Hear Jonny Greenwood’s early sketches for ‘Phantom Thread’

Hear Jonny Greenwood's early sketches for 'Phantom Thread'

Jonny Greenwood’s score for Phantom Thread is a thing of eye-watering beauty. With dashes of Messiaen, Debussy and Ravel, it’s the kind of work many veteran film composers can only dream of crafting. How strange, then, that it was made by someone with no formal training.

Greenwood’s success as a composer is proof that the world of orchestral music need not be one defined by scholarly elitism. All that is required is the desire to learn on the job, the patience to hone one’s craft, and a willingness to spend one’s days in relative isolation.

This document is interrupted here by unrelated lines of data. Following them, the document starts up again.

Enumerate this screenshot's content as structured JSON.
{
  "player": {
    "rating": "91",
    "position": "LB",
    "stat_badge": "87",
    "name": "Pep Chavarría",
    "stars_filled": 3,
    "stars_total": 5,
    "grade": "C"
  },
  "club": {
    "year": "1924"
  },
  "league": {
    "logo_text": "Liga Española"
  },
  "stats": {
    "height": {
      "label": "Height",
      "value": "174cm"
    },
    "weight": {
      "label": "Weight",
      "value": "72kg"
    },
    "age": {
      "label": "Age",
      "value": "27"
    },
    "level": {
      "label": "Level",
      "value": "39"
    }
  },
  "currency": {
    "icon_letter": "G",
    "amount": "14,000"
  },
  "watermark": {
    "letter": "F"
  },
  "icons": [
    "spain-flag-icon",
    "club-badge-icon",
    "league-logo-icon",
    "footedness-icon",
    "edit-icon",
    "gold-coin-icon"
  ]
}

Although Greenwood has admitted to going a little stir-crazy at times, his work shows just how far a little commitment and determination can go. Here, you can listen to some early piano sketches of what became Greenwood’s score for Phantom Thread.

Directed by Paul Thomas Anderson, Phantom Thread focuses on the life of renowned dressmaker and pedantic breakfast diner Reynolds Woodcock. He and his sister Cyril sit at the very center of high society in 1950s London, where they dress royalty, movie stars and socialists from their fashion house. Where dressmaking is eternal, women are transient. Reynolds rarely keeps hold of a girl for long and spurns companionship frequently. All that changes when he meets Alma, a young woman determined to keep their relationship afloat, even if it means employing some dirty tricks.

Discussing the early inspirations behind his score, Greenwood told Variety that he and Anderson “talked a lot about ’50s music, what was popularly heard then as well as what was being written and recorded. Nelson Riddle and Glenn Gould’s Bach recordings were the main references. I was interested in the kind of jazz records that toyed with incorporating big string sections, Ben Webster made some good ones, and focus on what the strings were doing rather than the jazz musicians themselves.”

Greenwood went on to explain that, if Woodcock was to listen to anything, it would probably be “slightly obsessive, minimal baroque music.” The ornate decorations of the baroque composers also found their way into Greenwood’s score. The end result is a soundtrack which blends the orchestral color of Ravel’s Daphnis et Chloe, the romance of the jazz age and the octatonic chime of Messiaen’s ‘Preludes’. It is utterly beautiful and quite haunting.

Leave a Comment

Your email address will not be published.